The main roads to the city center in Jerusalem are blocked three to four times a week, and the square fills quickly with people coming from Tel Aviv. That’s also the phase where the protests gather energy. Sometimes groups gather for speeches, sometimes for other activities – singing circles or meditation, presentations and dancing. Someone lights incense, another gives a fire performance. In recent demonstrations, some women protested by taking their clothes off.
Many tend to belittle these elements, as this was some kind of non-political and harmless festival. But after 11 P.M. – when noise restriction regulations apply – the real nature of the protests comes out. It’s then that the first clashes with police begin.
In recent protests, the police confiscated the plastic horns, sometimes forcibly, to silence the demonstration. Nevertheless, they usually showed tolerance and allowed the protesters to continue holding the square. Later, around midnight, the dispersal phase begins.
First, the police use megaphones to declare the protest illegal, and threaten arrests and use of force. When that doesn’t help – and it never does – the water cannons go into action to clear the square, splitting the protesters into the smallest possible groups.

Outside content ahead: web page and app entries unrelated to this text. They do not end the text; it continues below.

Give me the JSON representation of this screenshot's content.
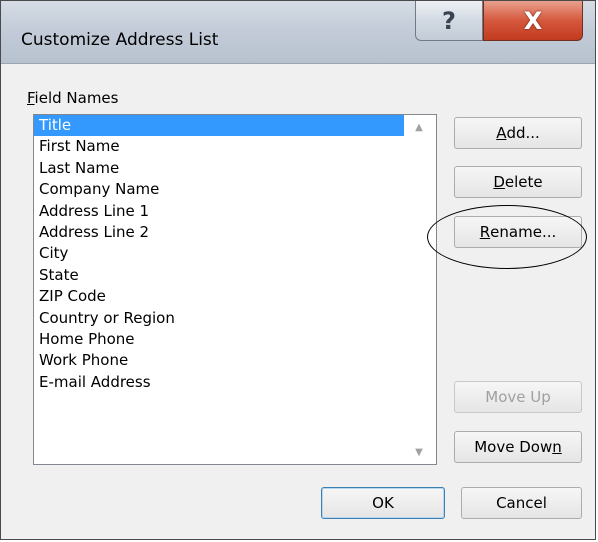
{
  "window": {
    "title": "Customize Address List",
    "help_glyph": "?",
    "close_glyph": "X"
  },
  "fields": {
    "label": "Field Names",
    "label_access": "F",
    "label_rest": "ield Names",
    "items": [
      "Title",
      "First Name",
      "Last Name",
      "Company Name",
      "Address Line 1",
      "Address Line 2",
      "City",
      "State",
      "ZIP Code",
      "Country or Region",
      "Home Phone",
      "Work Phone",
      "E-mail Address"
    ],
    "selected": "Title"
  },
  "buttons": {
    "add": {
      "access": "A",
      "rest": "dd..."
    },
    "delete": {
      "access": "D",
      "rest": "elete"
    },
    "rename": {
      "access": "R",
      "rest": "ename..."
    },
    "move_up": "Move Up",
    "move_down": {
      "text": "Move Dow",
      "access": "n"
    },
    "ok": "OK",
    "cancel": "Cancel"
  },
  "colors": {
    "selection": "#3399ff",
    "close_button": "#c23b1f"
  }
}
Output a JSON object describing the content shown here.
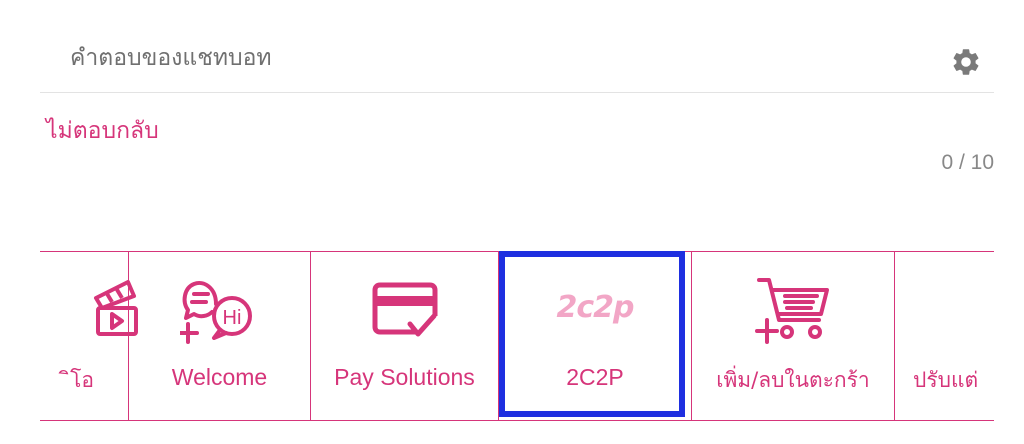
{
  "header": {
    "title": "คำตอบของแชทบอท",
    "settings_icon": "gear-icon"
  },
  "reply": {
    "label": "ไม่ตอบกลับ",
    "counter": "0 / 10"
  },
  "tiles": [
    {
      "label": "ิโอ",
      "icon": "video-clapper-icon"
    },
    {
      "label": "Welcome",
      "icon": "greeting-hi-icon"
    },
    {
      "label": "Pay Solutions",
      "icon": "card-check-icon"
    },
    {
      "label": "2C2P",
      "logo_text": "2c2p",
      "icon": "2c2p-logo"
    },
    {
      "label": "เพิ่ม/ลบในตะกร้า",
      "icon": "cart-add-icon"
    },
    {
      "label": "ปรับแต่",
      "icon": ""
    }
  ],
  "colors": {
    "accent": "#d6357a",
    "logo": "#f2a6c6",
    "selection": "#1e2fe0",
    "muted_text": "#707070"
  }
}
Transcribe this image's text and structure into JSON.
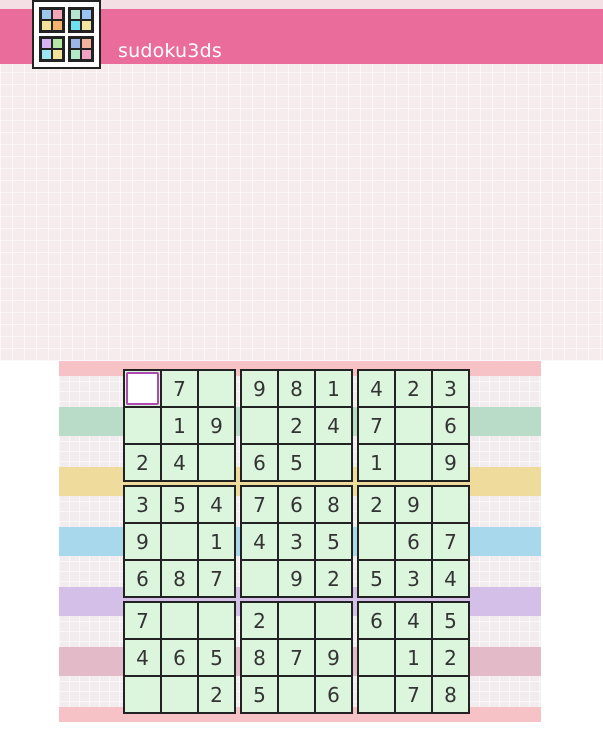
{
  "app": {
    "title": "sudoku3ds",
    "icon": "sudoku-grid-icon"
  },
  "colors": {
    "title_bar": "#ea6c9a",
    "cell_bg": "#dbf6dd",
    "grid_line": "#222222",
    "selection": "#b04ab0",
    "bands": [
      "#f7c2c6",
      "#b9dcc9",
      "#efdc9c",
      "#a8d8ec",
      "#d4bfe8",
      "#e2bac8",
      "#f7c2c6"
    ]
  },
  "board": {
    "selected_cell": [
      0,
      0
    ],
    "rows": [
      [
        "",
        "7",
        "",
        "9",
        "8",
        "1",
        "4",
        "2",
        "3"
      ],
      [
        "",
        "1",
        "9",
        "",
        "2",
        "4",
        "7",
        "",
        "6"
      ],
      [
        "2",
        "4",
        "",
        "6",
        "5",
        "",
        "1",
        "",
        "9"
      ],
      [
        "3",
        "5",
        "4",
        "7",
        "6",
        "8",
        "2",
        "9",
        ""
      ],
      [
        "9",
        "",
        "1",
        "4",
        "3",
        "5",
        "",
        "6",
        "7"
      ],
      [
        "6",
        "8",
        "7",
        "",
        "9",
        "2",
        "5",
        "3",
        "4"
      ],
      [
        "7",
        "",
        "",
        "2",
        "",
        "",
        "6",
        "4",
        "5"
      ],
      [
        "4",
        "6",
        "5",
        "8",
        "7",
        "9",
        "",
        "1",
        "2"
      ],
      [
        "",
        "",
        "2",
        "5",
        "",
        "6",
        "",
        "7",
        "8"
      ]
    ]
  }
}
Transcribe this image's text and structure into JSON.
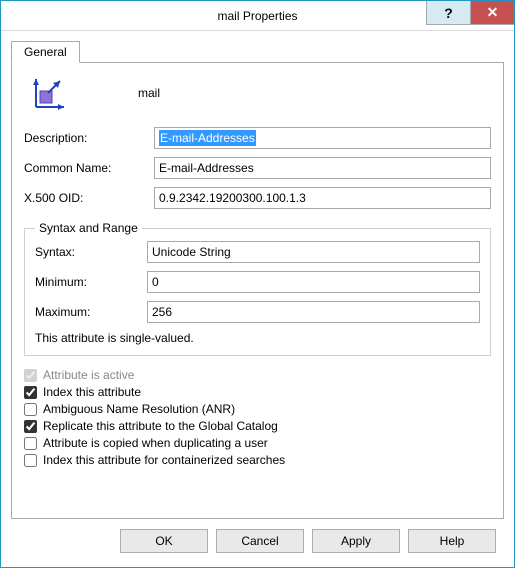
{
  "window": {
    "title": "mail Properties"
  },
  "tab": {
    "general": "General"
  },
  "header": {
    "attribute_name": "mail"
  },
  "fields": {
    "description_label": "Description:",
    "description_value": "E-mail-Addresses",
    "common_name_label": "Common Name:",
    "common_name_value": "E-mail-Addresses",
    "oid_label": "X.500 OID:",
    "oid_value": "0.9.2342.19200300.100.1.3"
  },
  "syntax_group": {
    "legend": "Syntax and Range",
    "syntax_label": "Syntax:",
    "syntax_value": "Unicode String",
    "minimum_label": "Minimum:",
    "minimum_value": "0",
    "maximum_label": "Maximum:",
    "maximum_value": "256",
    "note": "This attribute is single-valued."
  },
  "checks": {
    "active": "Attribute is active",
    "index": "Index this attribute",
    "anr": "Ambiguous Name Resolution (ANR)",
    "replicate": "Replicate this attribute to the Global Catalog",
    "copy_dup": "Attribute is copied when duplicating a user",
    "index_container": "Index this attribute for containerized searches"
  },
  "buttons": {
    "ok": "OK",
    "cancel": "Cancel",
    "apply": "Apply",
    "help": "Help"
  }
}
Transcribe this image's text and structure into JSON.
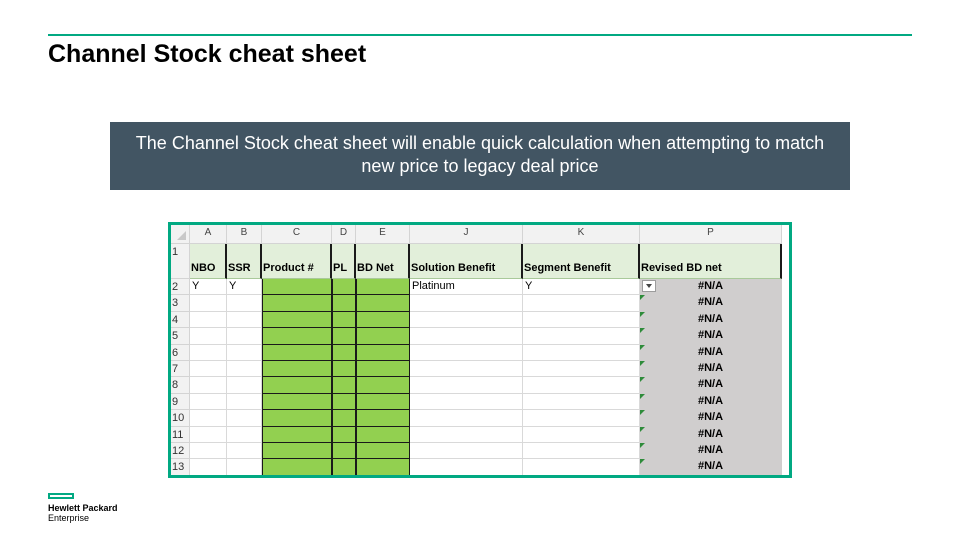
{
  "slide": {
    "title": "Channel Stock cheat sheet",
    "banner_text": "The Channel Stock cheat sheet will enable quick calculation when attempting to match new price to legacy deal price"
  },
  "sheet": {
    "columns": [
      "A",
      "B",
      "C",
      "D",
      "E",
      "J",
      "K",
      "P"
    ],
    "headers": [
      "NBO",
      "SSR",
      "Product #",
      "PL",
      "BD Net",
      "Solution Benefit",
      "Segment Benefit",
      "Revised BD net"
    ],
    "row_numbers": [
      "1",
      "2",
      "3",
      "4",
      "5",
      "6",
      "7",
      "8",
      "9",
      "10",
      "11",
      "12",
      "13"
    ],
    "row2": {
      "A": "Y",
      "B": "Y",
      "J": "Platinum",
      "K": "Y"
    },
    "error_value": "#N/A"
  },
  "logo": {
    "line1": "Hewlett Packard",
    "line2": "Enterprise"
  },
  "colors": {
    "accent": "#01a982",
    "banner": "#425563",
    "input_green": "#92d050",
    "header_green": "#e2efda",
    "output_gray": "#d0cece"
  }
}
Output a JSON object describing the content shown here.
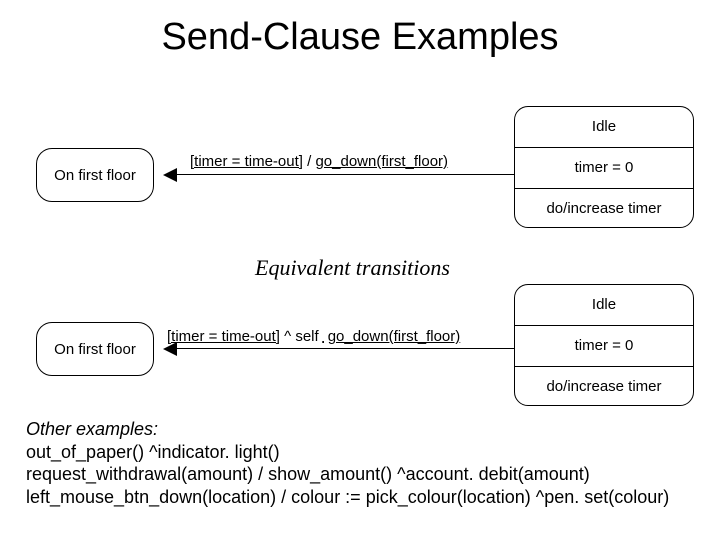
{
  "title": "Send-Clause Examples",
  "equivalent_label": "Equivalent transitions",
  "diagram1": {
    "left_state": "On first floor",
    "right_state": {
      "name": "Idle",
      "entry": "timer = 0",
      "activity": "do/increase timer"
    },
    "transition": {
      "guard": "[timer = time-out]",
      "slash": " / ",
      "action": "go_down(first_floor)"
    }
  },
  "diagram2": {
    "left_state": "On first floor",
    "right_state": {
      "name": "Idle",
      "entry": "timer = 0",
      "activity": "do/increase timer"
    },
    "transition": {
      "guard": "[timer = time-out]",
      "caret_self": "  ^ self",
      "dot": ".",
      "action": "go_down(first_floor)"
    }
  },
  "examples": {
    "header": "Other examples:",
    "lines": [
      "out_of_paper() ^indicator. light()",
      "request_withdrawal(amount) / show_amount() ^account. debit(amount)",
      "left_mouse_btn_down(location) / colour := pick_colour(location) ^pen. set(colour)"
    ]
  }
}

The police have also tried finding and arresting the demonstration’s leaders but clearly, most of those arrested were caught randomly. The dispersal phase takes a long time and includes all the surrounding streets. The power of the protest is in its size, and when it splits into small groups, the energy dissipates and many people leave. Until the next round. Meanwhile, from day to day, the power of the protests grows, and it’s bad news for the prime minister.